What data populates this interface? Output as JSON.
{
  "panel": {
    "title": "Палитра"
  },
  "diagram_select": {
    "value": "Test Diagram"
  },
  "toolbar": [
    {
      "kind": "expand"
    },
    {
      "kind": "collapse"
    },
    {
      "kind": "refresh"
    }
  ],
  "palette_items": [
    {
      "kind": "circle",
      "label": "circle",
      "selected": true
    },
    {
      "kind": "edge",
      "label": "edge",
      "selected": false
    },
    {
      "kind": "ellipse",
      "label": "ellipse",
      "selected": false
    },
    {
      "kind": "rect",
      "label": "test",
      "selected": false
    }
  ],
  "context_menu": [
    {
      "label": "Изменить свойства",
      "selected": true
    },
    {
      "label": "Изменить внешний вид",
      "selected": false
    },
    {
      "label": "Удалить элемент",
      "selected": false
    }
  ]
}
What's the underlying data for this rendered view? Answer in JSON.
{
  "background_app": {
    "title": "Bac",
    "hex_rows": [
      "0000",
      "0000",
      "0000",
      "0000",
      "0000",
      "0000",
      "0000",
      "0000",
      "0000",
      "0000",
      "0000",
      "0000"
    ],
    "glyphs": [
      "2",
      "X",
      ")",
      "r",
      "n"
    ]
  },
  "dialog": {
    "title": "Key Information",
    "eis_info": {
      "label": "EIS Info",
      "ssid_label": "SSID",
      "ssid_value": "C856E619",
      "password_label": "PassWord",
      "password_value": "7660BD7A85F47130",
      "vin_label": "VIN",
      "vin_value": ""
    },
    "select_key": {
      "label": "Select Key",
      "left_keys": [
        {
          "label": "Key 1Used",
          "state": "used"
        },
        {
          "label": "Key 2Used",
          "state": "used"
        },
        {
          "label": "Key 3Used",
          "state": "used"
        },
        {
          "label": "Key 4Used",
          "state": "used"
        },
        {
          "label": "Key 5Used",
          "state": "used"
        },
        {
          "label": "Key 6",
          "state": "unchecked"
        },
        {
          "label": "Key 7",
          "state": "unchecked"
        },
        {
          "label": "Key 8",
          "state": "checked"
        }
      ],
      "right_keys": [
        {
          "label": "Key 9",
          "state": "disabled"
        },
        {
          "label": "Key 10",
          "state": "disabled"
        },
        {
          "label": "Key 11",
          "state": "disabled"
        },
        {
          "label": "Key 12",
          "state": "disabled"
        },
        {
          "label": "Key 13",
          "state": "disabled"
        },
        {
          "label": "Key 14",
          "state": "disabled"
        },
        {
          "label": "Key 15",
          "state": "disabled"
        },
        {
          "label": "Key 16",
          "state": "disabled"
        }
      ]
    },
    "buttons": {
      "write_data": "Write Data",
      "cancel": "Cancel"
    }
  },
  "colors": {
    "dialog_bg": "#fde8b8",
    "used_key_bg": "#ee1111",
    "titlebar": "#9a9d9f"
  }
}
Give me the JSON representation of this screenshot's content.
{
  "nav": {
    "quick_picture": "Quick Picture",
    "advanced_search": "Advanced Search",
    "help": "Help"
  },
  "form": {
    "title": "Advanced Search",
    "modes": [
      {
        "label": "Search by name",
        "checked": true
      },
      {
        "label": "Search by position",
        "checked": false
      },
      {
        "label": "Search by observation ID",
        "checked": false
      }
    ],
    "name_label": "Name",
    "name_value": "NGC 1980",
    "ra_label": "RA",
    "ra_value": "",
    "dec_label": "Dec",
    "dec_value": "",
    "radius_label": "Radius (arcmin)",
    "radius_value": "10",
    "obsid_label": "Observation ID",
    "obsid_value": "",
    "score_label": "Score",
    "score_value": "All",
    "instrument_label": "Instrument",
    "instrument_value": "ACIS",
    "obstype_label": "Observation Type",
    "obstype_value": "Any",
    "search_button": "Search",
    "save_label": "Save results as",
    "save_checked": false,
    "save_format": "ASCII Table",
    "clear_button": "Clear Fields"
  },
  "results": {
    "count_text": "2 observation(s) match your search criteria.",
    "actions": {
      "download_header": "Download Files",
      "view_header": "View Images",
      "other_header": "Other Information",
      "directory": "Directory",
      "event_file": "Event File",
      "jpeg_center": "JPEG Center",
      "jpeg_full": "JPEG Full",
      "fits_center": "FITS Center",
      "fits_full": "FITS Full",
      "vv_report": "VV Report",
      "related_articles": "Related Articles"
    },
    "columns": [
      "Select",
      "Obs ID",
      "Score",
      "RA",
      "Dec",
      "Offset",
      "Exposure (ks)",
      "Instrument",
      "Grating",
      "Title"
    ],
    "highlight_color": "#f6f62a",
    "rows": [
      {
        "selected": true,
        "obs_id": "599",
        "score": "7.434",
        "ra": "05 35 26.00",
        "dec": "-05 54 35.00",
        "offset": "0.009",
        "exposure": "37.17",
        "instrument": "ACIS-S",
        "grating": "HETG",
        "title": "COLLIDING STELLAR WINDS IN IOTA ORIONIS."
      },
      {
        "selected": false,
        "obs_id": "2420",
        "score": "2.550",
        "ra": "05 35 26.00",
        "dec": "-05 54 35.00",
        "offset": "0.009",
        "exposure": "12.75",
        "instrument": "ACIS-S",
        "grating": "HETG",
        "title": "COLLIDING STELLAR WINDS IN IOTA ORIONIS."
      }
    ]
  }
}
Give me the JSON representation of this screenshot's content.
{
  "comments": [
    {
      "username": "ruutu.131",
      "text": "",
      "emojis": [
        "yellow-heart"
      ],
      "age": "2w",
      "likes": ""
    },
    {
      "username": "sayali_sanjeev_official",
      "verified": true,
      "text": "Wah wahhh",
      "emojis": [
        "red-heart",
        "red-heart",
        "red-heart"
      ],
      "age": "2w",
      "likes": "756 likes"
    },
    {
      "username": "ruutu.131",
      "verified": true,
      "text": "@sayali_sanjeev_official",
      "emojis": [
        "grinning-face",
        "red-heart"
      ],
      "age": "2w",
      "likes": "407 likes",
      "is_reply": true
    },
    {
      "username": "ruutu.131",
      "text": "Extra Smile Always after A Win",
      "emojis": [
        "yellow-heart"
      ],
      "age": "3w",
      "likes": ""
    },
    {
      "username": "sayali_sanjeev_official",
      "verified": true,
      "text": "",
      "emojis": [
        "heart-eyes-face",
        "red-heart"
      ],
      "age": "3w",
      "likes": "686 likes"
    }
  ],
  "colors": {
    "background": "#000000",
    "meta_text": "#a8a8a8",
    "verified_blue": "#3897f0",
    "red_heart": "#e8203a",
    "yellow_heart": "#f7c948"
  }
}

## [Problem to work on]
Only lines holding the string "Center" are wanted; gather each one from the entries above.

## [Solution to this task]
      "jpeg_center": "JPEG Center",
      "fits_center": "FITS Center",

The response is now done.